Data to use:
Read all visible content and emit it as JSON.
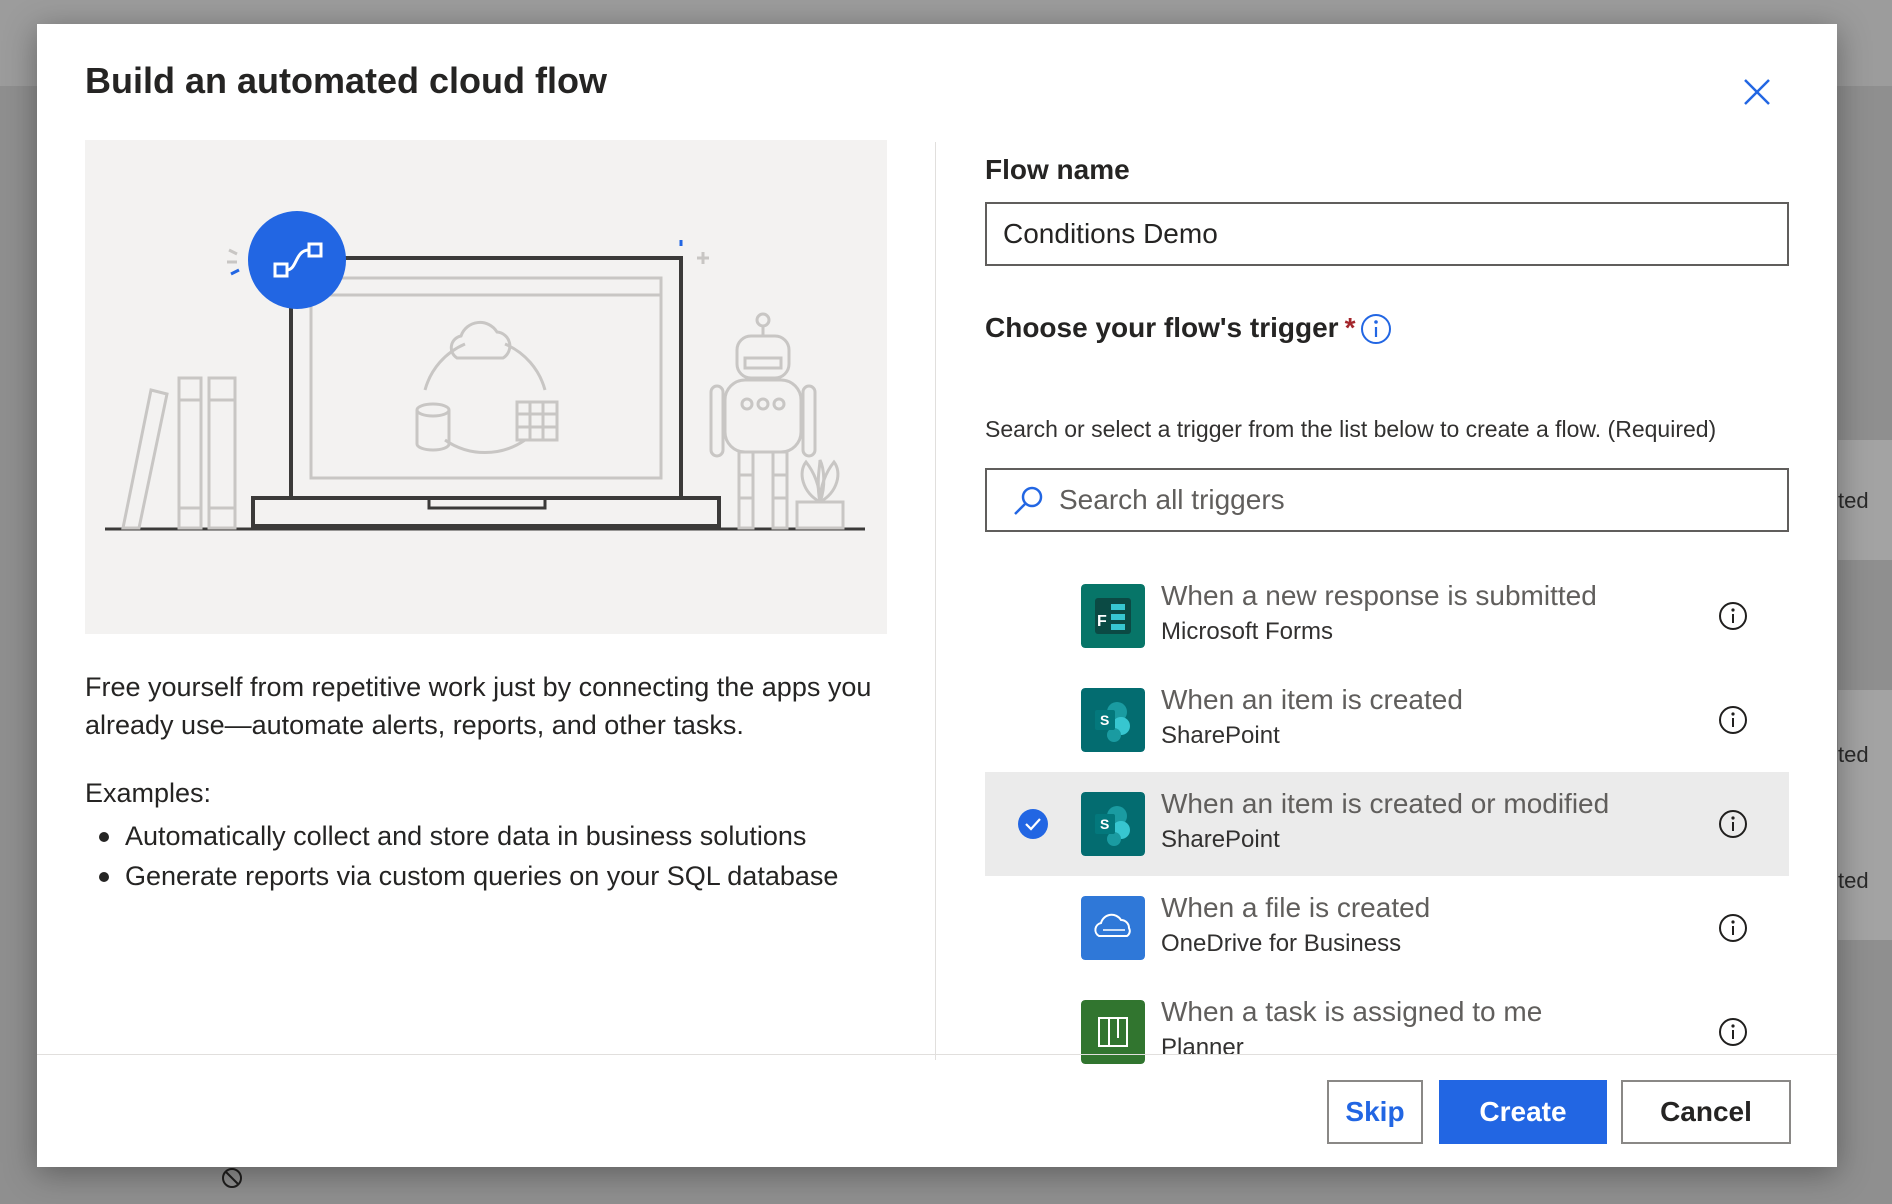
{
  "background": {
    "row_texts": [
      "ted",
      "ted",
      "ted"
    ]
  },
  "dialog": {
    "title": "Build an automated cloud flow",
    "description": "Free yourself from repetitive work just by connecting the apps you already use—automate alerts, reports, and other tasks.",
    "examples_label": "Examples:",
    "examples": [
      "Automatically collect and store data in business solutions",
      "Generate reports via custom queries on your SQL database"
    ],
    "flow_name": {
      "label": "Flow name",
      "value": "Conditions Demo"
    },
    "trigger": {
      "label": "Choose your flow's trigger",
      "required_mark": "*",
      "help_text": "Search or select a trigger from the list below to create a flow. (Required)",
      "search_placeholder": "Search all triggers",
      "items": [
        {
          "title": "When a new response is submitted",
          "connector": "Microsoft Forms",
          "icon": "microsoft-forms-icon",
          "color": "#077568",
          "selected": false
        },
        {
          "title": "When an item is created",
          "connector": "SharePoint",
          "icon": "sharepoint-icon",
          "color": "#036c70",
          "selected": false
        },
        {
          "title": "When an item is created or modified",
          "connector": "SharePoint",
          "icon": "sharepoint-icon",
          "color": "#036c70",
          "selected": true
        },
        {
          "title": "When a file is created",
          "connector": "OneDrive for Business",
          "icon": "onedrive-icon",
          "color": "#2f78d8",
          "selected": false
        },
        {
          "title": "When a task is assigned to me",
          "connector": "Planner",
          "icon": "planner-icon",
          "color": "#31752f",
          "selected": false
        }
      ]
    },
    "buttons": {
      "skip": "Skip",
      "create": "Create",
      "cancel": "Cancel"
    },
    "colors": {
      "accent": "#2266e3",
      "selected_row": "#ebebeb"
    }
  }
}
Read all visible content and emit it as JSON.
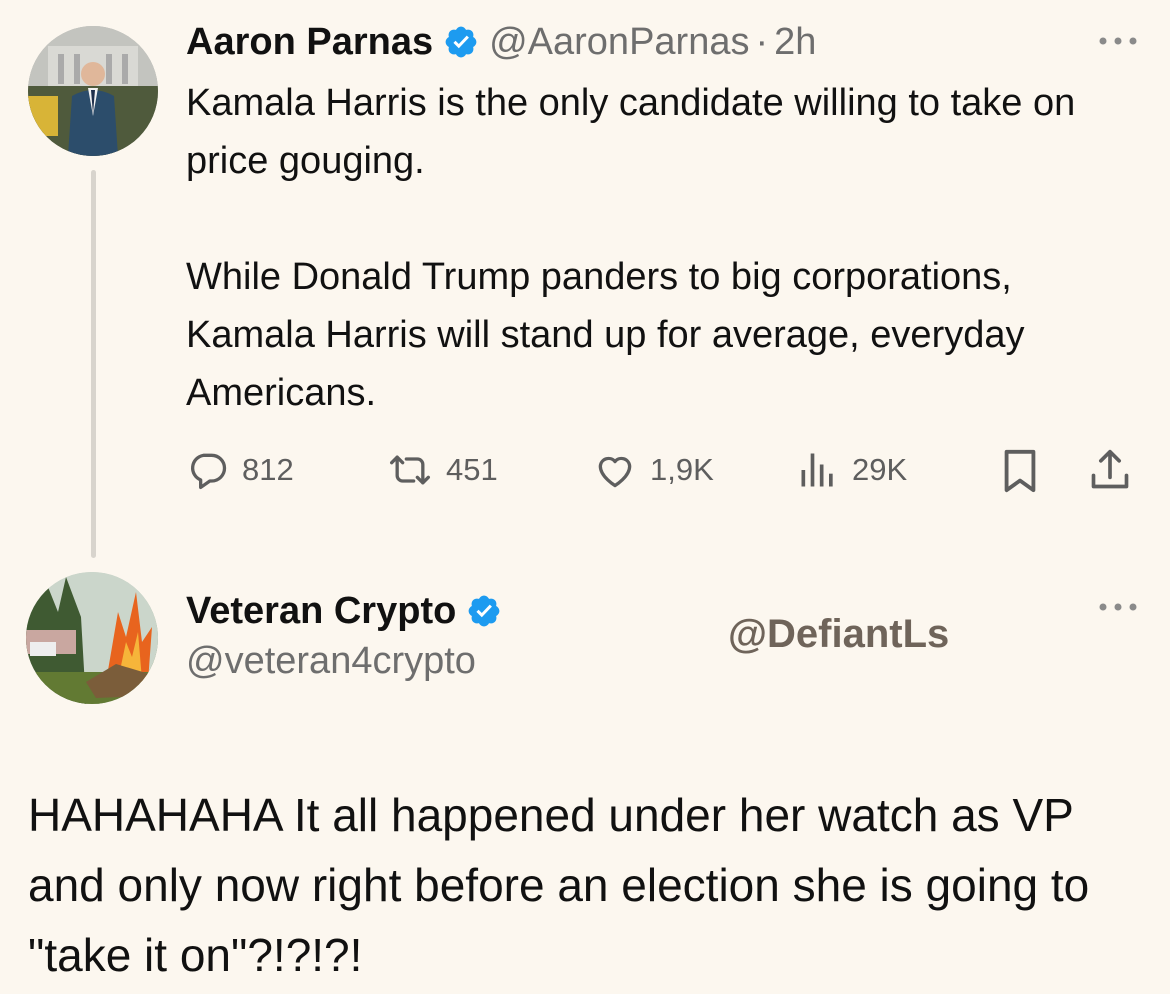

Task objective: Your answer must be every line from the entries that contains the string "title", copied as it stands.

Solution:
    "title": "Build an automated cloud flow",
          "title": "When a new response is submitted",
          "title": "When an item is created",
          "title": "When an item is created or modified",
          "title": "When a file is created",
          "title": "When a task is assigned to me",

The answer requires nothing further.